Snart reappointed as dean of education
“Fern Snart inspires by her passion and dedication; recognizes and positions talented people in roles of responsibility, and seeks to partner with colleagues in developing vision, strategies, and solutions,” said Carl Amrhein, provost and vice-president (academic). “Fern knows how to listen effectively and this makes a difference in her support to others.”
Taking the time to listen led Snart into an early career in clinical psychology. Born and raised in Dauphin, Manitoba, she began her university studies at Brandon University where she received a bachelor of arts in psychology, before working as a junior psychologist at an inpatient facility for adults and children. It was there that Snart says she developed an interest in clinical psychology.
“As a young psychologist my contact with parents and teachers shone a light on the importance of teachers,” said Snart, who would go on to complete a master’s of arts in clinical psychology at the University of Saskatchewan, and then make what would be her final move to the U of A. “My PhD research looked at cognition and the various ways that children experience challenges to learning. This led to looking at various kinds of process-based remedial programs for children with different types of learning disabilities.”
In 1993, Snart was awarded the Faculty of Education’s Undergraduate Teaching Award. In 2001, Fern’s three-person research team, which included Margaret Haughey and Joe da Costa, received the Alberta Teachers’ Association Educational Research Award for their study of the effects of small class size on the achievement of inner-city students.
In 2005, Snart became the 10th dean of the Faculty of Education. With a clear interest in Aboriginal education established as part of her portfolio as vice-dean, Snart says education’s selection committee also identified international outreach and research productivity as areas that needed to become faculty strengths.
“In terms of international, we had a lot going on previously, primarily very strong individual projects, but it was often not well known or co-ordinated. In 2005–06, we created an associate dean international position and the results have been remarkable,” said Snart.
The turnaround has been transformative. Some of education’s undergrads are now able to do their final student teaching placement in Macau, China, and all senior students can apply to do a field experience in global citizenship education in Ghana. The Ghana initiative now encompasses students from other faculties, and two teachers from Ghana each year, and it is an example of the strength of interdisciplinary study. Education researchers are now collaborating in 40 countries.
The Faculty of Education’s Aboriginal Teacher Education Program has also been an outright success, providing better access to the
U of A’s bachelor of education degree by delivering the program through tribal and provincial colleges in Alberta. Education now boasts a 96 per cent Aboriginal graduation rate. “Almost all of these graduates are teaching within their communities and rate teaching awards.

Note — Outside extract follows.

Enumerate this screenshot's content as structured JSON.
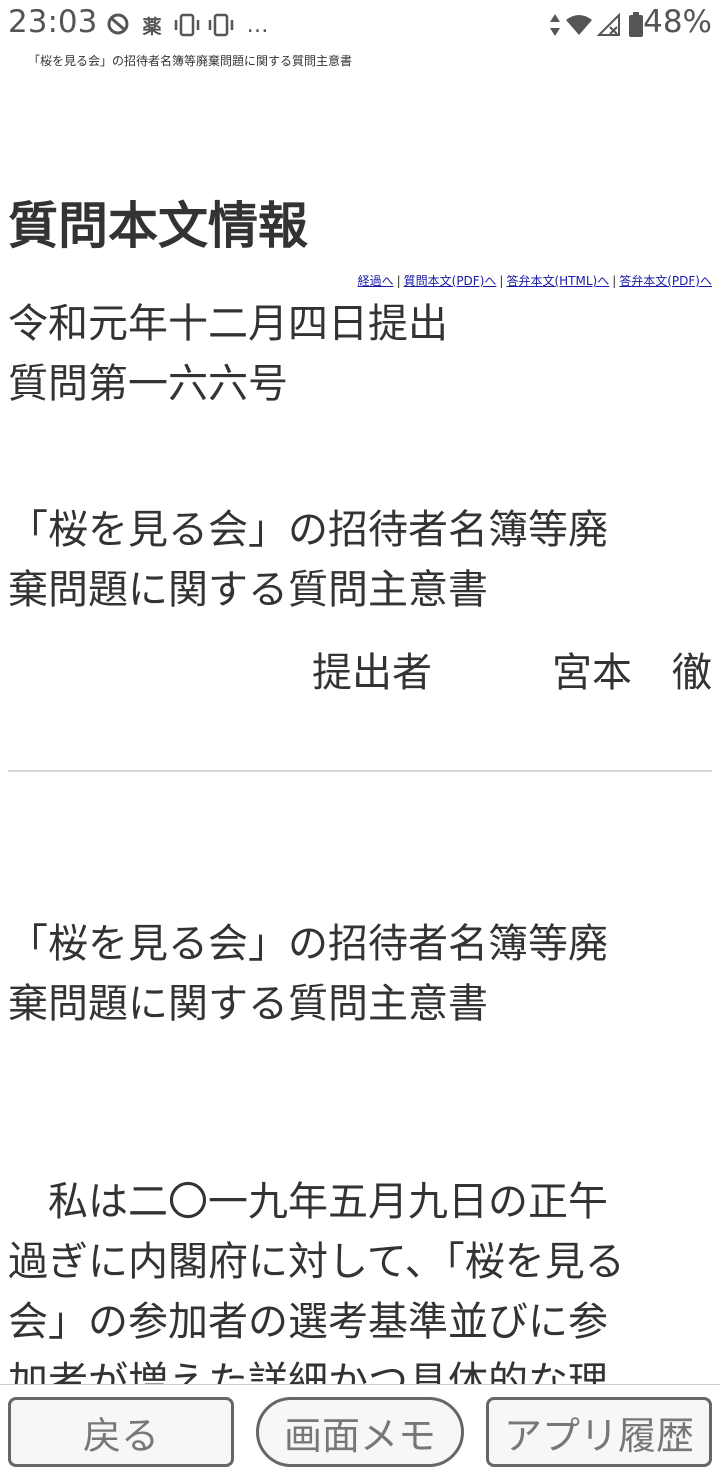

It really is a wonderful success story,” said Snart.
In her time as dean the research productivity of her faculty has more than doubled, from $15 million to $32 million. Of the 41 doctoral Social Sciences and Humanities Research Council awards at the
U of A, 14—or 34 per cent—went to education grad students in 2009.
While her first five years as dean might be a tough act to follow, Snart has already begun mapping out her faculty’s future.
“We have almost finished a three-year review of our undergraduate offerings,” she said. “We developed principles, reviewed the research and have a committee that has been working on updating the curriculum model. The next two or three years will be very important.”
Snart says part of that curriculum overhaul will be attending to content and opportunities for pre-service teachers in areas such as teacher identity; the appropriate inclusion of students with a variety of learning needs based on diversity of language, physical and cognitive differences; cultural differences, including those of Aboriginal families; the appropriate integration of technology within various areas of pedagogy; sustainability in its various forms, and global citizenship education.
“Our program, frankly, is one of the stronger ones in Canada right now, but it is going to be remarkable.”
And just like the previous five years, Snart says she knows she can count on the full support of the university’s administration.
“Our current university leadership has a perception and appreciation of what a Faculty of Education can do. Unfortunately that is not always the case on campuses in Canada and the United States,” said Snart. “The support and the respect at the U of A for the work of the faculty and for our researchers are remarkable. For me, that makes a huge difference.”